Items from an interface collection
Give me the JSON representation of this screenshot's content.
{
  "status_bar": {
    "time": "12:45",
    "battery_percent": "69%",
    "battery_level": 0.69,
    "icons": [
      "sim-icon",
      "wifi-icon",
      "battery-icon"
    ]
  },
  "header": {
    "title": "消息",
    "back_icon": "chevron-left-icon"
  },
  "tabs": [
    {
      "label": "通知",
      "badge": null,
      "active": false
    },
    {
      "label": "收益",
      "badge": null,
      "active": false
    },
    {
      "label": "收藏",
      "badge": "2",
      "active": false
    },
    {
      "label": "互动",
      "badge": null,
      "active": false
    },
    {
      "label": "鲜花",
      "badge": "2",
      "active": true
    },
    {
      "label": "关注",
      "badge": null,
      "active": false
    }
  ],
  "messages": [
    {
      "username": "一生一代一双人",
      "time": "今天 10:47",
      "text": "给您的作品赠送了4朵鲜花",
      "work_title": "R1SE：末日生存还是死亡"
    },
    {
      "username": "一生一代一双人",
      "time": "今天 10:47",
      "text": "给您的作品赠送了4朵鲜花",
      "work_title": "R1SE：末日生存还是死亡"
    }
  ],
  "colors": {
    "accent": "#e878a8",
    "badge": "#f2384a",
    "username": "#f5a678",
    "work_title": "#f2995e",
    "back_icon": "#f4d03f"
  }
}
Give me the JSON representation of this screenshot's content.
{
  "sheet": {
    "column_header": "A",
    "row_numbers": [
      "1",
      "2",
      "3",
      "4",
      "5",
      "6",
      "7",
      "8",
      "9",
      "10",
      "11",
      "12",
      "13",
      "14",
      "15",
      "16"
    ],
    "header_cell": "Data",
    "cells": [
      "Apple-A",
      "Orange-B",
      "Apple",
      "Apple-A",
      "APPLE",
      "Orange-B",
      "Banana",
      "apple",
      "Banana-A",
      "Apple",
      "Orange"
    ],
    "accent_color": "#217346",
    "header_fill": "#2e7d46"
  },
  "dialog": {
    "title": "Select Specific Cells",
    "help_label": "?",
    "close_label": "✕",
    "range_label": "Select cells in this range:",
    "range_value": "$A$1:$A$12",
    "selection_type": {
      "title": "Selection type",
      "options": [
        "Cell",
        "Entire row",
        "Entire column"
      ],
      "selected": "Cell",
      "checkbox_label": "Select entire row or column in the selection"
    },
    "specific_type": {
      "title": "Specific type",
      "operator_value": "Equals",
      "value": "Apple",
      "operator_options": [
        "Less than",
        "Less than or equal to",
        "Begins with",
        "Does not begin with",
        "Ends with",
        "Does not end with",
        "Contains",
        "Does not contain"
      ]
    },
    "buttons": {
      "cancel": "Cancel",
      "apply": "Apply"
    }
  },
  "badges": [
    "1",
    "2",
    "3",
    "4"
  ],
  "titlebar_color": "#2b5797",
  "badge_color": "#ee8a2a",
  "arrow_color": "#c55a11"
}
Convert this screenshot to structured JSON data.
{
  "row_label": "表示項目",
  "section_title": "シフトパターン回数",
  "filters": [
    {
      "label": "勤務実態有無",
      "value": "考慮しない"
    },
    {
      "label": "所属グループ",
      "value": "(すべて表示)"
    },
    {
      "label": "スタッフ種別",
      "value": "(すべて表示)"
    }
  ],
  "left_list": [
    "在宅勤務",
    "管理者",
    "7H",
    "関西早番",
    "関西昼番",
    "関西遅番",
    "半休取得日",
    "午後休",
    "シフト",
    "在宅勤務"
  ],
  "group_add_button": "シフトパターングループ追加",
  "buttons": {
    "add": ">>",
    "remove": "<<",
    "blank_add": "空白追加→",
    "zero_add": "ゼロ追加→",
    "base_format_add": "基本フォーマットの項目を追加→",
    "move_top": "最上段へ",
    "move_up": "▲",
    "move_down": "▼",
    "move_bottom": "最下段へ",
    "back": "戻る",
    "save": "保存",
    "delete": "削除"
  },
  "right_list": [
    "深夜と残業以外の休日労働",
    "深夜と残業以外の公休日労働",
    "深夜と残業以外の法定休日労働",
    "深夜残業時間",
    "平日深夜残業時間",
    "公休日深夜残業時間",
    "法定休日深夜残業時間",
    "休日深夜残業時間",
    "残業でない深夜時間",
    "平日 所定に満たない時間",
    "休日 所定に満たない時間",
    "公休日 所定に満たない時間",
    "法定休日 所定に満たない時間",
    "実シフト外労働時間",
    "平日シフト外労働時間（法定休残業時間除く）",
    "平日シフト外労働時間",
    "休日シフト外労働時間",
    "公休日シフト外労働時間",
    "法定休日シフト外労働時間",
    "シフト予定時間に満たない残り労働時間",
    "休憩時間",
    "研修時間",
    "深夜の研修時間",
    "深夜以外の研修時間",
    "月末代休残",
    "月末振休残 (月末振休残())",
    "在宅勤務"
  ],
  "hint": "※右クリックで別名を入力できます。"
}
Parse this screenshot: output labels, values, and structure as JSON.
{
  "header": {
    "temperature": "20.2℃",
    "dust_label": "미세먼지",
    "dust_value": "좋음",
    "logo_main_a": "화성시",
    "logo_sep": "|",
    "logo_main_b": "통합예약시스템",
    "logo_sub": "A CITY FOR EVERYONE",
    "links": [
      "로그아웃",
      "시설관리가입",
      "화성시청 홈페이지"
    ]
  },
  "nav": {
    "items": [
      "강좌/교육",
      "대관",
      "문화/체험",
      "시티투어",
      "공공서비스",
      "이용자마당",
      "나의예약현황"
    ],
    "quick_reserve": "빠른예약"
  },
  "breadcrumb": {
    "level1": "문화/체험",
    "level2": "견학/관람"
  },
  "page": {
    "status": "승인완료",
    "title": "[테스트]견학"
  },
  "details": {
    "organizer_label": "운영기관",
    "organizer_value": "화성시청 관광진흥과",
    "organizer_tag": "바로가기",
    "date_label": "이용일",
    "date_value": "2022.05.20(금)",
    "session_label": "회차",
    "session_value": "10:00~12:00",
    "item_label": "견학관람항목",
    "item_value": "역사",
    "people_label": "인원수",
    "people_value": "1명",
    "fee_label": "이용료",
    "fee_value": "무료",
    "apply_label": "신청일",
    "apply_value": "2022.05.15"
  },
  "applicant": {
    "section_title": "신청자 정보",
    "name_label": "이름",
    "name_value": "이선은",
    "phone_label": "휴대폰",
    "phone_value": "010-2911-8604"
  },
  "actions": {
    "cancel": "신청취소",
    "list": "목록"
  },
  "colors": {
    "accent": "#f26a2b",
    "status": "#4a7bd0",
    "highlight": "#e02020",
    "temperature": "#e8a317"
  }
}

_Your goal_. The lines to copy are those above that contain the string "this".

_Task answer_.
Give me the JSON representation of this screenshot's content.
Give me the JSON representation of this screenshot's content.
    "range_label": "Select cells in this range:",
Convert this screenshot to structured JSON data.
Parse this screenshot: output labels, values, and structure as JSON.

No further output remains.